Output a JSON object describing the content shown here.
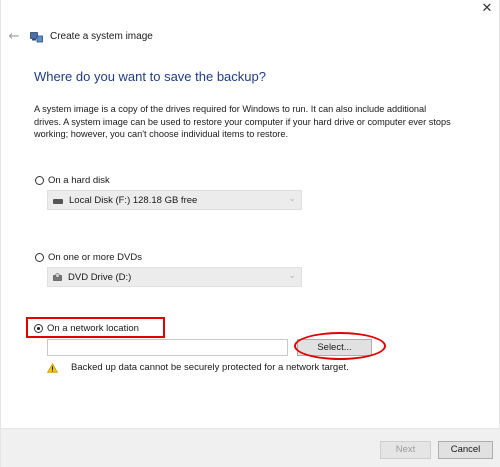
{
  "window": {
    "title": "Create a system image",
    "close_glyph": "✕",
    "back_glyph": "←"
  },
  "main": {
    "heading": "Where do you want to save the backup?",
    "description": "A system image is a copy of the drives required for Windows to run. It can also include additional drives. A system image can be used to restore your computer if your hard drive or computer ever stops working; however, you can't choose individual items to restore."
  },
  "options": {
    "hard_disk": {
      "label": "On a hard disk",
      "selected": false,
      "dropdown_value": "Local Disk (F:)  128.18 GB free"
    },
    "dvd": {
      "label": "On one or more DVDs",
      "selected": false,
      "dropdown_value": "DVD Drive (D:)"
    },
    "network": {
      "label": "On a network location",
      "selected": true,
      "path_value": "",
      "select_button": "Select...",
      "warning": "Backed up data cannot be securely protected for a network target."
    }
  },
  "footer": {
    "next_label": "Next",
    "cancel_label": "Cancel"
  },
  "icons": {
    "app": "backup-app-icon",
    "drive": "hard-drive-icon",
    "dvd": "dvd-drive-icon",
    "warning": "warning-icon",
    "dropdown": "chevron-down-icon"
  },
  "colors": {
    "heading": "#1f3c88",
    "annotation": "#e30000",
    "warning": "#f5c400"
  }
}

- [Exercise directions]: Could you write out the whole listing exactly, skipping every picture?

- [Answer box]:
Output a JSON object describing the content shown here.
{
  "window": {
    "title": "Create a system image",
    "close_glyph": "✕",
    "back_glyph": "←"
  },
  "main": {
    "heading": "Where do you want to save the backup?",
    "description": "A system image is a copy of the drives required for Windows to run. It can also include additional drives. A system image can be used to restore your computer if your hard drive or computer ever stops working; however, you can't choose individual items to restore."
  },
  "options": {
    "hard_disk": {
      "label": "On a hard disk",
      "selected": false,
      "dropdown_value": "Local Disk (F:)  128.18 GB free"
    },
    "dvd": {
      "label": "On one or more DVDs",
      "selected": false,
      "dropdown_value": "DVD Drive (D:)"
    },
    "network": {
      "label": "On a network location",
      "selected": true,
      "path_value": "",
      "select_button": "Select...",
      "warning": "Backed up data cannot be securely protected for a network target."
    }
  },
  "footer": {
    "next_label": "Next",
    "cancel_label": "Cancel"
  },
  "icons": {
    "app": "backup-app-icon",
    "drive": "hard-drive-icon",
    "dvd": "dvd-drive-icon",
    "warning": "warning-icon",
    "dropdown": "chevron-down-icon"
  },
  "colors": {
    "heading": "#1f3c88",
    "annotation": "#e30000",
    "warning": "#f5c400"
  }
}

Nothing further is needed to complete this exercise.